• **ACTIVITY**
Please write back every entry exactly, character for character.
>>>>>
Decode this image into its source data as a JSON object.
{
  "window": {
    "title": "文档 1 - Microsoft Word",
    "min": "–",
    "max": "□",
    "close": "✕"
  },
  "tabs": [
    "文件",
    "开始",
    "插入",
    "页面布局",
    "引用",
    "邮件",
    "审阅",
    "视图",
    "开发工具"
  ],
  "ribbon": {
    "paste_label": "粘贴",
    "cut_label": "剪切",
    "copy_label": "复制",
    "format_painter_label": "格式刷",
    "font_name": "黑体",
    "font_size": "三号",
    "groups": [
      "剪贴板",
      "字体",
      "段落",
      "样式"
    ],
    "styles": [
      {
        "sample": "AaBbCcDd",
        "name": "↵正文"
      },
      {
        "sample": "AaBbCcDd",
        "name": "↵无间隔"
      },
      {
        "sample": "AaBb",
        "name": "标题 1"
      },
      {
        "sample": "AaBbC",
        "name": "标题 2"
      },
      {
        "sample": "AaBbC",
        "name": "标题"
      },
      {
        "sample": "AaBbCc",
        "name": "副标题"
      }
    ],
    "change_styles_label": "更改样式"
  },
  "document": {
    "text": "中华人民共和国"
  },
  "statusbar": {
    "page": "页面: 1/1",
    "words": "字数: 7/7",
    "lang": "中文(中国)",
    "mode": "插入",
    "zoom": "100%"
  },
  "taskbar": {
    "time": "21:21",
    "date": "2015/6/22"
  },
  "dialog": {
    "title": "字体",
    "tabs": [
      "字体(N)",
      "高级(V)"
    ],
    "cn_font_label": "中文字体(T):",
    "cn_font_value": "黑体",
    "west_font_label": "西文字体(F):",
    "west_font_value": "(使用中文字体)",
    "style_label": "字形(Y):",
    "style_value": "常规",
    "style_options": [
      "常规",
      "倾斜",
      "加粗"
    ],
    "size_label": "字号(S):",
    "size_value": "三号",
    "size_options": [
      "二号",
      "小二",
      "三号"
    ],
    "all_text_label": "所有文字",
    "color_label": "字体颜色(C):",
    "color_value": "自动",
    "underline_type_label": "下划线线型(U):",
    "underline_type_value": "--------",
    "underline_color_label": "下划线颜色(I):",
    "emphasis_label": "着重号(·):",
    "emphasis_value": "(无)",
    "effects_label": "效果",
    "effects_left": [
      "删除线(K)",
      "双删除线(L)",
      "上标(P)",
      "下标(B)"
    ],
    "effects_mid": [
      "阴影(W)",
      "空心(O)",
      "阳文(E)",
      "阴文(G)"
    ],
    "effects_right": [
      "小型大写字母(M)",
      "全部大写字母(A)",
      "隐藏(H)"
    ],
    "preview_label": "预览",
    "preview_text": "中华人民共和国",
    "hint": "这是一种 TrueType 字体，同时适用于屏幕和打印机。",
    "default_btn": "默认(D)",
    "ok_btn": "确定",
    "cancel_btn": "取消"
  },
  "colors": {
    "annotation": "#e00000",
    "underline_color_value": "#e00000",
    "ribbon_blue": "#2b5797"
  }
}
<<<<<
• **EXPECTED ANSWER**
Decode this image into its source data as a JSON object.
{
  "window": {
    "title": "文档 1 - Microsoft Word",
    "min": "–",
    "max": "□",
    "close": "✕"
  },
  "tabs": [
    "文件",
    "开始",
    "插入",
    "页面布局",
    "引用",
    "邮件",
    "审阅",
    "视图",
    "开发工具"
  ],
  "ribbon": {
    "paste_label": "粘贴",
    "cut_label": "剪切",
    "copy_label": "复制",
    "format_painter_label": "格式刷",
    "font_name": "黑体",
    "font_size": "三号",
    "groups": [
      "剪贴板",
      "字体",
      "段落",
      "样式"
    ],
    "styles": [
      {
        "sample": "AaBbCcDd",
        "name": "↵正文"
      },
      {
        "sample": "AaBbCcDd",
        "name": "↵无间隔"
      },
      {
        "sample": "AaBb",
        "name": "标题 1"
      },
      {
        "sample": "AaBbC",
        "name": "标题 2"
      },
      {
        "sample": "AaBbC",
        "name": "标题"
      },
      {
        "sample": "AaBbCc",
        "name": "副标题"
      }
    ],
    "change_styles_label": "更改样式"
  },
  "document": {
    "text": "中华人民共和国"
  },
  "statusbar": {
    "page": "页面: 1/1",
    "words": "字数: 7/7",
    "lang": "中文(中国)",
    "mode": "插入",
    "zoom": "100%"
  },
  "taskbar": {
    "time": "21:21",
    "date": "2015/6/22"
  },
  "dialog": {
    "title": "字体",
    "tabs": [
      "字体(N)",
      "高级(V)"
    ],
    "cn_font_label": "中文字体(T):",
    "cn_font_value": "黑体",
    "west_font_label": "西文字体(F):",
    "west_font_value": "(使用中文字体)",
    "style_label": "字形(Y):",
    "style_value": "常规",
    "style_options": [
      "常规",
      "倾斜",
      "加粗"
    ],
    "size_label": "字号(S):",
    "size_value": "三号",
    "size_options": [
      "二号",
      "小二",
      "三号"
    ],
    "all_text_label": "所有文字",
    "color_label": "字体颜色(C):",
    "color_value": "自动",
    "underline_type_label": "下划线线型(U):",
    "underline_type_value": "--------",
    "underline_color_label": "下划线颜色(I):",
    "emphasis_label": "着重号(·):",
    "emphasis_value": "(无)",
    "effects_label": "效果",
    "effects_left": [
      "删除线(K)",
      "双删除线(L)",
      "上标(P)",
      "下标(B)"
    ],
    "effects_mid": [
      "阴影(W)",
      "空心(O)",
      "阳文(E)",
      "阴文(G)"
    ],
    "effects_right": [
      "小型大写字母(M)",
      "全部大写字母(A)",
      "隐藏(H)"
    ],
    "preview_label": "预览",
    "preview_text": "中华人民共和国",
    "hint": "这是一种 TrueType 字体，同时适用于屏幕和打印机。",
    "default_btn": "默认(D)",
    "ok_btn": "确定",
    "cancel_btn": "取消"
  },
  "colors": {
    "annotation": "#e00000",
    "underline_color_value": "#e00000",
    "ribbon_blue": "#2b5797"
  }
}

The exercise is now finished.